[Entries from a dataset of interfaces]
*****
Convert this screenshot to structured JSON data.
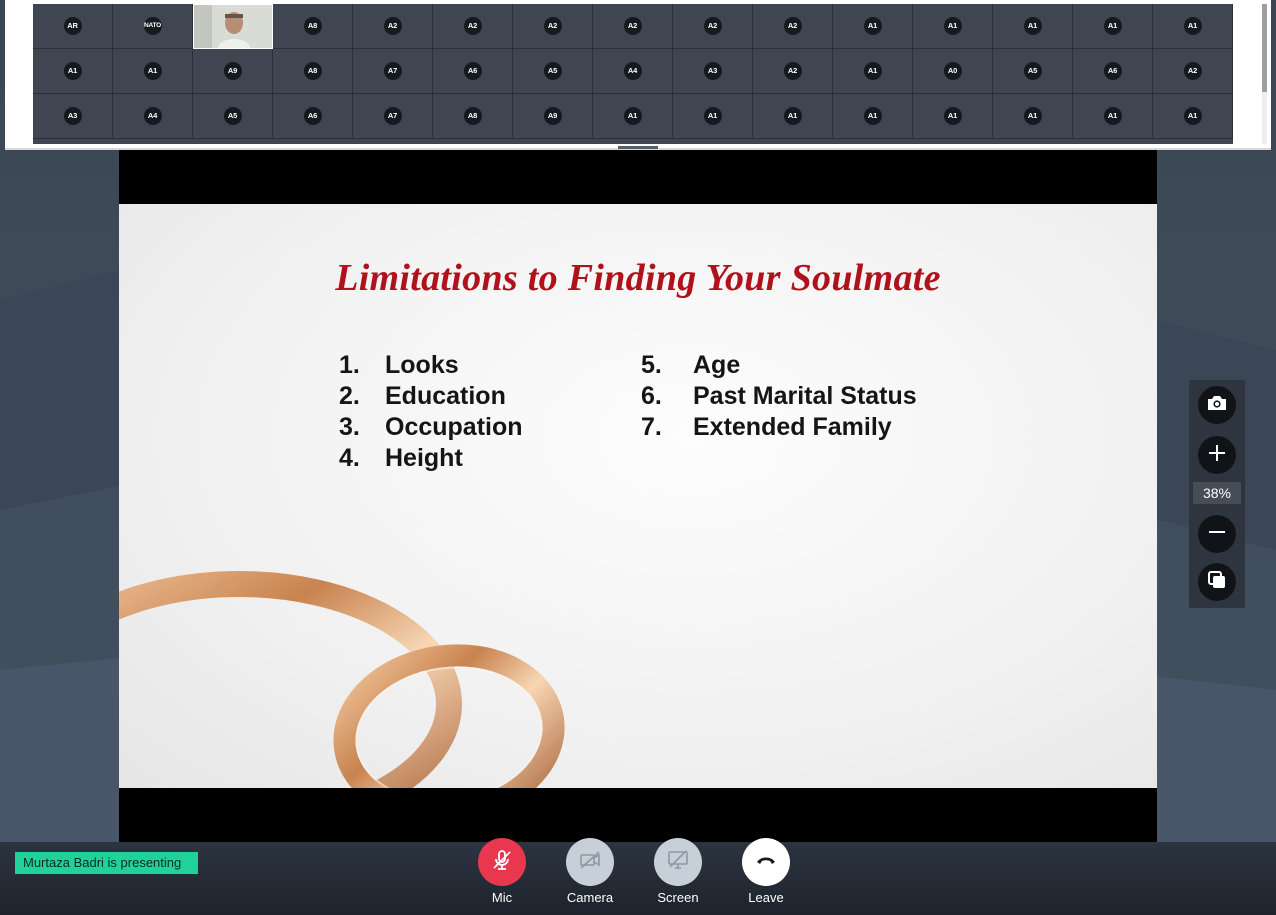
{
  "participants": {
    "rows": [
      [
        "AR",
        "NATO",
        "[video]",
        "A8",
        "A2",
        "A2",
        "A2",
        "A2",
        "A2",
        "A2",
        "A1",
        "A1",
        "A1",
        "A1",
        "A1"
      ],
      [
        "A1",
        "A1",
        "A9",
        "A8",
        "A7",
        "A6",
        "A5",
        "A4",
        "A3",
        "A2",
        "A1",
        "A0",
        "A5",
        "A6",
        "A2"
      ],
      [
        "A3",
        "A4",
        "A5",
        "A6",
        "A7",
        "A8",
        "A9",
        "A1",
        "A1",
        "A1",
        "A1",
        "A1",
        "A1",
        "A1",
        "A1"
      ]
    ]
  },
  "slide": {
    "title": "Limitations to Finding Your Soulmate",
    "left_items": [
      {
        "num": "1.",
        "text": "Looks"
      },
      {
        "num": "2.",
        "text": "Education"
      },
      {
        "num": "3.",
        "text": "Occupation"
      },
      {
        "num": "4.",
        "text": "Height"
      }
    ],
    "right_items": [
      {
        "num": "5.",
        "text": "Age"
      },
      {
        "num": "6.",
        "text": "Past Marital Status"
      },
      {
        "num": "7.",
        "text": "Extended Family"
      }
    ]
  },
  "zoom": {
    "level": "38%"
  },
  "status": {
    "presenting": "Murtaza Badri is presenting"
  },
  "controls": {
    "mic": "Mic",
    "camera": "Camera",
    "screen": "Screen",
    "leave": "Leave"
  },
  "colors": {
    "mic_active": "#e8374f",
    "control_off": "#c7cfd8",
    "leave_bg": "#ffffff",
    "presenting_badge": "#1fd29a",
    "title_red": "#b0121b"
  },
  "icons": {
    "mic": "mic-off-icon",
    "camera": "camera-off-icon",
    "screen": "screen-share-off-icon",
    "leave": "phone-hangup-icon",
    "snapshot": "camera-snapshot-icon",
    "zoom_in": "plus-icon",
    "zoom_out": "minus-icon",
    "copy": "copy-icon"
  }
}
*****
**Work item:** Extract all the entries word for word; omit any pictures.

**Answer section:**
Convert this screenshot to structured JSON data.
{
  "participants": {
    "rows": [
      [
        "AR",
        "NATO",
        "[video]",
        "A8",
        "A2",
        "A2",
        "A2",
        "A2",
        "A2",
        "A2",
        "A1",
        "A1",
        "A1",
        "A1",
        "A1"
      ],
      [
        "A1",
        "A1",
        "A9",
        "A8",
        "A7",
        "A6",
        "A5",
        "A4",
        "A3",
        "A2",
        "A1",
        "A0",
        "A5",
        "A6",
        "A2"
      ],
      [
        "A3",
        "A4",
        "A5",
        "A6",
        "A7",
        "A8",
        "A9",
        "A1",
        "A1",
        "A1",
        "A1",
        "A1",
        "A1",
        "A1",
        "A1"
      ]
    ]
  },
  "slide": {
    "title": "Limitations to Finding Your Soulmate",
    "left_items": [
      {
        "num": "1.",
        "text": "Looks"
      },
      {
        "num": "2.",
        "text": "Education"
      },
      {
        "num": "3.",
        "text": "Occupation"
      },
      {
        "num": "4.",
        "text": "Height"
      }
    ],
    "right_items": [
      {
        "num": "5.",
        "text": "Age"
      },
      {
        "num": "6.",
        "text": "Past Marital Status"
      },
      {
        "num": "7.",
        "text": "Extended Family"
      }
    ]
  },
  "zoom": {
    "level": "38%"
  },
  "status": {
    "presenting": "Murtaza Badri is presenting"
  },
  "controls": {
    "mic": "Mic",
    "camera": "Camera",
    "screen": "Screen",
    "leave": "Leave"
  },
  "colors": {
    "mic_active": "#e8374f",
    "control_off": "#c7cfd8",
    "leave_bg": "#ffffff",
    "presenting_badge": "#1fd29a",
    "title_red": "#b0121b"
  },
  "icons": {
    "mic": "mic-off-icon",
    "camera": "camera-off-icon",
    "screen": "screen-share-off-icon",
    "leave": "phone-hangup-icon",
    "snapshot": "camera-snapshot-icon",
    "zoom_in": "plus-icon",
    "zoom_out": "minus-icon",
    "copy": "copy-icon"
  }
}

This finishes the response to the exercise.